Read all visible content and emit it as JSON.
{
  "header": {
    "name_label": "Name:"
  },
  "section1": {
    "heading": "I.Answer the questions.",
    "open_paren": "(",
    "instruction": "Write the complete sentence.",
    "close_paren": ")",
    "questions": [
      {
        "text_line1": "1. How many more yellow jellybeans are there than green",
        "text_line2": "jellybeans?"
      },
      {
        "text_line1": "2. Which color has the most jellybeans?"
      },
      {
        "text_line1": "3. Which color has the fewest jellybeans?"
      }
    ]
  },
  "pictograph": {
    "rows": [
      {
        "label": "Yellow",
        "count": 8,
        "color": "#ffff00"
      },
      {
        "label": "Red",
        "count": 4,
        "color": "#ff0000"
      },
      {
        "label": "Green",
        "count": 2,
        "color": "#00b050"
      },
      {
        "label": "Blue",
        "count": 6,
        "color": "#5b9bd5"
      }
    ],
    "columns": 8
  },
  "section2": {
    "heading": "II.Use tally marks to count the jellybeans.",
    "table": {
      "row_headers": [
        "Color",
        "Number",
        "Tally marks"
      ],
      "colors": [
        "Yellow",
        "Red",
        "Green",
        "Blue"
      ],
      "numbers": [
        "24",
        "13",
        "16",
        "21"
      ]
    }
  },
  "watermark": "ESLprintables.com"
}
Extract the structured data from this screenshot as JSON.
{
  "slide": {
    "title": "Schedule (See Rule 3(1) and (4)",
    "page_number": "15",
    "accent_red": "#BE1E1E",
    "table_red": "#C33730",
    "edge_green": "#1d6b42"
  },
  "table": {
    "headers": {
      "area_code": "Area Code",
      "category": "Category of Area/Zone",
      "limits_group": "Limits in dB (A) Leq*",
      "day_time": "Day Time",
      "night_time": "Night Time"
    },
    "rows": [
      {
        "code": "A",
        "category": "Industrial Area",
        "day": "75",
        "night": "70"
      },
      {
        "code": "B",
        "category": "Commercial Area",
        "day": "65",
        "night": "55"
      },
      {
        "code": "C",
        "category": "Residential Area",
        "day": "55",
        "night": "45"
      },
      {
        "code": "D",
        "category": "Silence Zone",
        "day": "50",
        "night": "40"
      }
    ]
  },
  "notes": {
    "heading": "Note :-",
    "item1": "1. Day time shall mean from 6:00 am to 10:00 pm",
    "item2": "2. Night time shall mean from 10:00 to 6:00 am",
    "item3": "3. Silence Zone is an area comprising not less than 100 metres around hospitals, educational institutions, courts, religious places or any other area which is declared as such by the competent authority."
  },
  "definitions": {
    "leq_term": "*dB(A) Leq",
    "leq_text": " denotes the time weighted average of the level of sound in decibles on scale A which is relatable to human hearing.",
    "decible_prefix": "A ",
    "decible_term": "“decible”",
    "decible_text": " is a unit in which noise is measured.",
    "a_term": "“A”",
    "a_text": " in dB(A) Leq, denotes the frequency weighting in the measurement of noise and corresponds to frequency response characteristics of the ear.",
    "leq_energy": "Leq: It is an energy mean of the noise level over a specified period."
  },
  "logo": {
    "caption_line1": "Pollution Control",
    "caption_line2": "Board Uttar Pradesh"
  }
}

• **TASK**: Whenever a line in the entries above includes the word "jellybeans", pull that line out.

• **OUTPUT FOR THIS TASK**:
        "text_line1": "1. How many more yellow jellybeans are there than green",
        "text_line2": "jellybeans?"
        "text_line1": "2. Which color has the most jellybeans?"
        "text_line1": "3. Which color has the fewest jellybeans?"
    "heading": "II.Use tally marks to count the jellybeans.",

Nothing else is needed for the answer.